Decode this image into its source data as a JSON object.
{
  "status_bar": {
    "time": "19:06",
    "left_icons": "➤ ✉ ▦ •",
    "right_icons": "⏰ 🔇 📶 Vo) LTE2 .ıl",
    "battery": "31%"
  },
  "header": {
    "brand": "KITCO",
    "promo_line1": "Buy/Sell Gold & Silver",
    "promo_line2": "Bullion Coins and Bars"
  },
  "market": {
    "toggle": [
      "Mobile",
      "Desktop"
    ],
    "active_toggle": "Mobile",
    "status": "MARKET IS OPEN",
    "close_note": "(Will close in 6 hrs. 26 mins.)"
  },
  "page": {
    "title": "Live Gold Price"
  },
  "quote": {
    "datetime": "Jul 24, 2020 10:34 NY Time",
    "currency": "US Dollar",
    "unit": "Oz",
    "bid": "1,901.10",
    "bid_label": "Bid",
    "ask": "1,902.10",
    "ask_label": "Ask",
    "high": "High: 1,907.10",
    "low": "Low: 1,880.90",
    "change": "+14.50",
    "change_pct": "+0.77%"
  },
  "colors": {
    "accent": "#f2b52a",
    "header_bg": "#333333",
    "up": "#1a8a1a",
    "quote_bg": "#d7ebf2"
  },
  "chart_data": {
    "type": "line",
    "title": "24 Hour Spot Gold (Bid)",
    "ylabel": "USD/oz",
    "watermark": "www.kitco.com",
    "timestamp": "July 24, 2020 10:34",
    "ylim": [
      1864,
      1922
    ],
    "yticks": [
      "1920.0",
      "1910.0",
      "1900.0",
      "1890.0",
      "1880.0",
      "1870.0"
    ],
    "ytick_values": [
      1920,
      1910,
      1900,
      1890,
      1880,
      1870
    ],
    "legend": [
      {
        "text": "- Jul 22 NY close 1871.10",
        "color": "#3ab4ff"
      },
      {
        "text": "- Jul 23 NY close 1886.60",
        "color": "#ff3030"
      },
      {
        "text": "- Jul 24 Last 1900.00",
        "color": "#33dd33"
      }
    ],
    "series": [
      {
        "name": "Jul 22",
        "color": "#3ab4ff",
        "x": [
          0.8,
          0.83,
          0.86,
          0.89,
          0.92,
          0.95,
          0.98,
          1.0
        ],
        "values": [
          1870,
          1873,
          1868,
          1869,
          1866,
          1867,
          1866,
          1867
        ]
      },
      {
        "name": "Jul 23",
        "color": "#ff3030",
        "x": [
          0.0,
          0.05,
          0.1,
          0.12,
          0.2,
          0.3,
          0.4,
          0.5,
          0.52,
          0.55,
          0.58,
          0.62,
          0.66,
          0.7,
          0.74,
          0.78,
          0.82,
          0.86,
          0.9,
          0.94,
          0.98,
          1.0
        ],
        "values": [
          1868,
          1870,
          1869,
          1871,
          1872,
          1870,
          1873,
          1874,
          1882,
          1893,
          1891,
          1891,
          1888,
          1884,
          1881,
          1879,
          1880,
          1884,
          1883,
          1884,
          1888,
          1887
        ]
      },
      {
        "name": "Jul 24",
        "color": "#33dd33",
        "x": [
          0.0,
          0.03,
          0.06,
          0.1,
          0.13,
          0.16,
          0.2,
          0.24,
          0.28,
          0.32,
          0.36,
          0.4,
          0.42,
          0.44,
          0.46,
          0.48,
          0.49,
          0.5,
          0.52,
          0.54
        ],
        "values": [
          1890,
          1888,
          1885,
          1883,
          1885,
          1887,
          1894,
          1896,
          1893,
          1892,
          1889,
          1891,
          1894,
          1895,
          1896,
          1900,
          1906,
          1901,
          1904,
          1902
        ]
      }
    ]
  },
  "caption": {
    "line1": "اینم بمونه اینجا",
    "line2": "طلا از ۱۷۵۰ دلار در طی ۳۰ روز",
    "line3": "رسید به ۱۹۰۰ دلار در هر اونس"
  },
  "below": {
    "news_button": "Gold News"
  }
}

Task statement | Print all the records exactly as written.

Written response |
Decode this image into its source data as a JSON object.
{
  "status_bar": {
    "time": "19:06",
    "left_icons": "➤ ✉ ▦ •",
    "right_icons": "⏰ 🔇 📶 Vo) LTE2 .ıl",
    "battery": "31%"
  },
  "header": {
    "brand": "KITCO",
    "promo_line1": "Buy/Sell Gold & Silver",
    "promo_line2": "Bullion Coins and Bars"
  },
  "market": {
    "toggle": [
      "Mobile",
      "Desktop"
    ],
    "active_toggle": "Mobile",
    "status": "MARKET IS OPEN",
    "close_note": "(Will close in 6 hrs. 26 mins.)"
  },
  "page": {
    "title": "Live Gold Price"
  },
  "quote": {
    "datetime": "Jul 24, 2020 10:34 NY Time",
    "currency": "US Dollar",
    "unit": "Oz",
    "bid": "1,901.10",
    "bid_label": "Bid",
    "ask": "1,902.10",
    "ask_label": "Ask",
    "high": "High: 1,907.10",
    "low": "Low: 1,880.90",
    "change": "+14.50",
    "change_pct": "+0.77%"
  },
  "colors": {
    "accent": "#f2b52a",
    "header_bg": "#333333",
    "up": "#1a8a1a",
    "quote_bg": "#d7ebf2"
  },
  "chart_data": {
    "type": "line",
    "title": "24 Hour Spot Gold (Bid)",
    "ylabel": "USD/oz",
    "watermark": "www.kitco.com",
    "timestamp": "July 24, 2020 10:34",
    "ylim": [
      1864,
      1922
    ],
    "yticks": [
      "1920.0",
      "1910.0",
      "1900.0",
      "1890.0",
      "1880.0",
      "1870.0"
    ],
    "ytick_values": [
      1920,
      1910,
      1900,
      1890,
      1880,
      1870
    ],
    "legend": [
      {
        "text": "- Jul 22 NY close 1871.10",
        "color": "#3ab4ff"
      },
      {
        "text": "- Jul 23 NY close 1886.60",
        "color": "#ff3030"
      },
      {
        "text": "- Jul 24 Last 1900.00",
        "color": "#33dd33"
      }
    ],
    "series": [
      {
        "name": "Jul 22",
        "color": "#3ab4ff",
        "x": [
          0.8,
          0.83,
          0.86,
          0.89,
          0.92,
          0.95,
          0.98,
          1.0
        ],
        "values": [
          1870,
          1873,
          1868,
          1869,
          1866,
          1867,
          1866,
          1867
        ]
      },
      {
        "name": "Jul 23",
        "color": "#ff3030",
        "x": [
          0.0,
          0.05,
          0.1,
          0.12,
          0.2,
          0.3,
          0.4,
          0.5,
          0.52,
          0.55,
          0.58,
          0.62,
          0.66,
          0.7,
          0.74,
          0.78,
          0.82,
          0.86,
          0.9,
          0.94,
          0.98,
          1.0
        ],
        "values": [
          1868,
          1870,
          1869,
          1871,
          1872,
          1870,
          1873,
          1874,
          1882,
          1893,
          1891,
          1891,
          1888,
          1884,
          1881,
          1879,
          1880,
          1884,
          1883,
          1884,
          1888,
          1887
        ]
      },
      {
        "name": "Jul 24",
        "color": "#33dd33",
        "x": [
          0.0,
          0.03,
          0.06,
          0.1,
          0.13,
          0.16,
          0.2,
          0.24,
          0.28,
          0.32,
          0.36,
          0.4,
          0.42,
          0.44,
          0.46,
          0.48,
          0.49,
          0.5,
          0.52,
          0.54
        ],
        "values": [
          1890,
          1888,
          1885,
          1883,
          1885,
          1887,
          1894,
          1896,
          1893,
          1892,
          1889,
          1891,
          1894,
          1895,
          1896,
          1900,
          1906,
          1901,
          1904,
          1902
        ]
      }
    ]
  },
  "caption": {
    "line1": "اینم بمونه اینجا",
    "line2": "طلا از ۱۷۵۰ دلار در طی ۳۰ روز",
    "line3": "رسید به ۱۹۰۰ دلار در هر اونس"
  },
  "below": {
    "news_button": "Gold News"
  }
}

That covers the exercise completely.